Problem to work on - Your answer should hold exactly the lines from the one with "Enumerate this screenshot's" through the final line of the data below, reproduced as written.

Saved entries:
Segment Open

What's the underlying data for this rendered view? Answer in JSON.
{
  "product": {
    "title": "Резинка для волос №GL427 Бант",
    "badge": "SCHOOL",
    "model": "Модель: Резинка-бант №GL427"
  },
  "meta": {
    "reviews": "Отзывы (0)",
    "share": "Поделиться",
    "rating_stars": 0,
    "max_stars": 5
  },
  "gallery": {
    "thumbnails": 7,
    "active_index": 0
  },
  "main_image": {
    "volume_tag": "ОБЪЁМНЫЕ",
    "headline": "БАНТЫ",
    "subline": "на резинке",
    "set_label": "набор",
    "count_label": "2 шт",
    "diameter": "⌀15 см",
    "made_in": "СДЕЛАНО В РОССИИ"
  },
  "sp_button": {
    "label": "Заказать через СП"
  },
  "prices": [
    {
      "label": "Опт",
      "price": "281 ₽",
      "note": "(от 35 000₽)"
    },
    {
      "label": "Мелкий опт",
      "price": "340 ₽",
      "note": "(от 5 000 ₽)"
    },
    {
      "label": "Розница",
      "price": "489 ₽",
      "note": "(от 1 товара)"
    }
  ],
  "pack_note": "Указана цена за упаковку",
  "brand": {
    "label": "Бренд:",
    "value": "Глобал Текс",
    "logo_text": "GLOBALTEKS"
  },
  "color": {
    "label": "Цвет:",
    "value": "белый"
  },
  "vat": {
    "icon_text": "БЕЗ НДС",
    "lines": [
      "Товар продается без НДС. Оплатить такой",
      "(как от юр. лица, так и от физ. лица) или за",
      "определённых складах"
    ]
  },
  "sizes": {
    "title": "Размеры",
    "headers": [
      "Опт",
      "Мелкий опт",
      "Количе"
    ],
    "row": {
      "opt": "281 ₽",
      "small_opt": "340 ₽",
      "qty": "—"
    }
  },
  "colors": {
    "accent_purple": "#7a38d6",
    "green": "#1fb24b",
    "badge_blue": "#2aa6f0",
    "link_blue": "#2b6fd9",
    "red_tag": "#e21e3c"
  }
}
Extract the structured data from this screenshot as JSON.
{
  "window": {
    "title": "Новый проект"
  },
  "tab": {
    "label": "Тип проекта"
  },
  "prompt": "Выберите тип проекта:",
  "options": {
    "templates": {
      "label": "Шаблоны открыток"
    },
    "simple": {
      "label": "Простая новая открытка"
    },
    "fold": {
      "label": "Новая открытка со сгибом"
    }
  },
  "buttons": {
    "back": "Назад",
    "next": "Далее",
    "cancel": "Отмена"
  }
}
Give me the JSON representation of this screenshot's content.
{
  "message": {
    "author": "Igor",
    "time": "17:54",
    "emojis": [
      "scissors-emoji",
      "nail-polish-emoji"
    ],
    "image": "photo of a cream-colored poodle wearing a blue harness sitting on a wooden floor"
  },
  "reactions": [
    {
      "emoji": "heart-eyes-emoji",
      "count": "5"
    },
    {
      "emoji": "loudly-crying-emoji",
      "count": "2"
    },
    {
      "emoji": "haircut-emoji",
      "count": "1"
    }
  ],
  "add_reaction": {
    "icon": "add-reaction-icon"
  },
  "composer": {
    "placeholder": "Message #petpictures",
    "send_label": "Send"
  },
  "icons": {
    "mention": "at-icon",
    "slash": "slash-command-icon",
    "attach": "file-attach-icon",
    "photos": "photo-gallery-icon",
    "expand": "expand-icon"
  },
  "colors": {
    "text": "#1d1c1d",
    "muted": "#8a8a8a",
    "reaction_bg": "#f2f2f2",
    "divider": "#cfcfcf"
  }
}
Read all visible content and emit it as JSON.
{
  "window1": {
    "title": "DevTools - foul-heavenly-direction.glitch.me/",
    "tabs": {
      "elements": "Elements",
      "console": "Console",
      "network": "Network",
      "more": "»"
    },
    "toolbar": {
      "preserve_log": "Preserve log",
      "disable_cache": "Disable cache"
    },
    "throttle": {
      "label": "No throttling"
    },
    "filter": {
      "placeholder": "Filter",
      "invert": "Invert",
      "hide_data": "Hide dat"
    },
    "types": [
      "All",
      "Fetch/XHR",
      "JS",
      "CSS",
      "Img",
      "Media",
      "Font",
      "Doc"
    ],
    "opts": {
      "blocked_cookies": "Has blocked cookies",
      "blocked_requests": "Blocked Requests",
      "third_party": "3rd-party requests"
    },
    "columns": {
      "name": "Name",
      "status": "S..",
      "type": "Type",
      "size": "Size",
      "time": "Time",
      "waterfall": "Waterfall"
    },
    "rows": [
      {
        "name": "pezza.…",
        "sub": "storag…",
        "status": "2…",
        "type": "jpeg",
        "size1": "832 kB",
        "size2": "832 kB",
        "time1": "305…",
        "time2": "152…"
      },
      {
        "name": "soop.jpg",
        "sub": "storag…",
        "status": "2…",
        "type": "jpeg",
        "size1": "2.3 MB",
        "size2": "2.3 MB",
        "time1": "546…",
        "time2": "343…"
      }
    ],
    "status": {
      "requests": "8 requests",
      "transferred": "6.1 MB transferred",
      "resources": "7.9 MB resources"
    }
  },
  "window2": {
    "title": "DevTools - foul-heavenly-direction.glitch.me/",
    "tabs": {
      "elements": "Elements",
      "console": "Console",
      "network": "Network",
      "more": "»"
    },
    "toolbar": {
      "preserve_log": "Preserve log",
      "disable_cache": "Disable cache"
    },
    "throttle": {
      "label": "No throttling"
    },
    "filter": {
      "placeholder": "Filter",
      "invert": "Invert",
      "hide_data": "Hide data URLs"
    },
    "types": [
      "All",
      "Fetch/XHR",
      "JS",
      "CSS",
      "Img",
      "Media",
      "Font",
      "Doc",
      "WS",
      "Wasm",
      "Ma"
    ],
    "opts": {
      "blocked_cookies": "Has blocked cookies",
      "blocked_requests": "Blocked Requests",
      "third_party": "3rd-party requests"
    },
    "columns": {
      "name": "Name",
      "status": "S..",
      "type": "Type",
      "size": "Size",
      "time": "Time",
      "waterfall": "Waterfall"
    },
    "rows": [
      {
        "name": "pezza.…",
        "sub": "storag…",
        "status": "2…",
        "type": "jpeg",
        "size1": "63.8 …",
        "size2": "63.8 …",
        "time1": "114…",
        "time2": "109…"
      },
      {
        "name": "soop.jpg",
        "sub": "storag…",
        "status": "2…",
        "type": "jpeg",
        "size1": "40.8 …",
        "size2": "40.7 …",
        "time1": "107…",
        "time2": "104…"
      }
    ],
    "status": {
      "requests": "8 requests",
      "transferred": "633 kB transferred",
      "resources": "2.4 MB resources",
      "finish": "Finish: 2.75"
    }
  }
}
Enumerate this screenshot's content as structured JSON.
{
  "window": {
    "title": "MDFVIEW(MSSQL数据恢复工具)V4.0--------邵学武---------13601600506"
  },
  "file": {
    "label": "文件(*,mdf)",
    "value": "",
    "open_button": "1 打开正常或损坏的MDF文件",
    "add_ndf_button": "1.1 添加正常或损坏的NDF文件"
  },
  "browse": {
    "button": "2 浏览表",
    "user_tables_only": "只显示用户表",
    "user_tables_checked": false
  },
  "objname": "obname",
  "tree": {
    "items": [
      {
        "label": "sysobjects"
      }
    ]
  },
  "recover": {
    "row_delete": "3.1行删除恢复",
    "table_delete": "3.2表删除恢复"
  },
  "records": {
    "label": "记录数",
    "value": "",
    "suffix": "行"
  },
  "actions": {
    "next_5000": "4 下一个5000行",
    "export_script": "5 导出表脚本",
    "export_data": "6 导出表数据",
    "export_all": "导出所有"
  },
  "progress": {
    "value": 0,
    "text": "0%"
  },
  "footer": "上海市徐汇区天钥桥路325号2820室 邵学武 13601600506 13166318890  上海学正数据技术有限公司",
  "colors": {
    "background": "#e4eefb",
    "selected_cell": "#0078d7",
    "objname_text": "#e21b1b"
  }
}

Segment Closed

Answer box -
Enumerate this screenshot's content as structured JSON.
{
  "window": {
    "title": "MDFVIEW(MSSQL数据恢复工具)V4.0--------邵学武---------13601600506"
  },
  "file": {
    "label": "文件(*,mdf)",
    "value": "",
    "open_button": "1 打开正常或损坏的MDF文件",
    "add_ndf_button": "1.1 添加正常或损坏的NDF文件"
  },
  "browse": {
    "button": "2 浏览表",
    "user_tables_only": "只显示用户表",
    "user_tables_checked": false
  },
  "objname": "obname",
  "tree": {
    "items": [
      {
        "label": "sysobjects"
      }
    ]
  },
  "recover": {
    "row_delete": "3.1行删除恢复",
    "table_delete": "3.2表删除恢复"
  },
  "records": {
    "label": "记录数",
    "value": "",
    "suffix": "行"
  },
  "actions": {
    "next_5000": "4 下一个5000行",
    "export_script": "5 导出表脚本",
    "export_data": "6 导出表数据",
    "export_all": "导出所有"
  },
  "progress": {
    "value": 0,
    "text": "0%"
  },
  "footer": "上海市徐汇区天钥桥路325号2820室 邵学武 13601600506 13166318890  上海学正数据技术有限公司",
  "colors": {
    "background": "#e4eefb",
    "selected_cell": "#0078d7",
    "objname_text": "#e21b1b"
  }
}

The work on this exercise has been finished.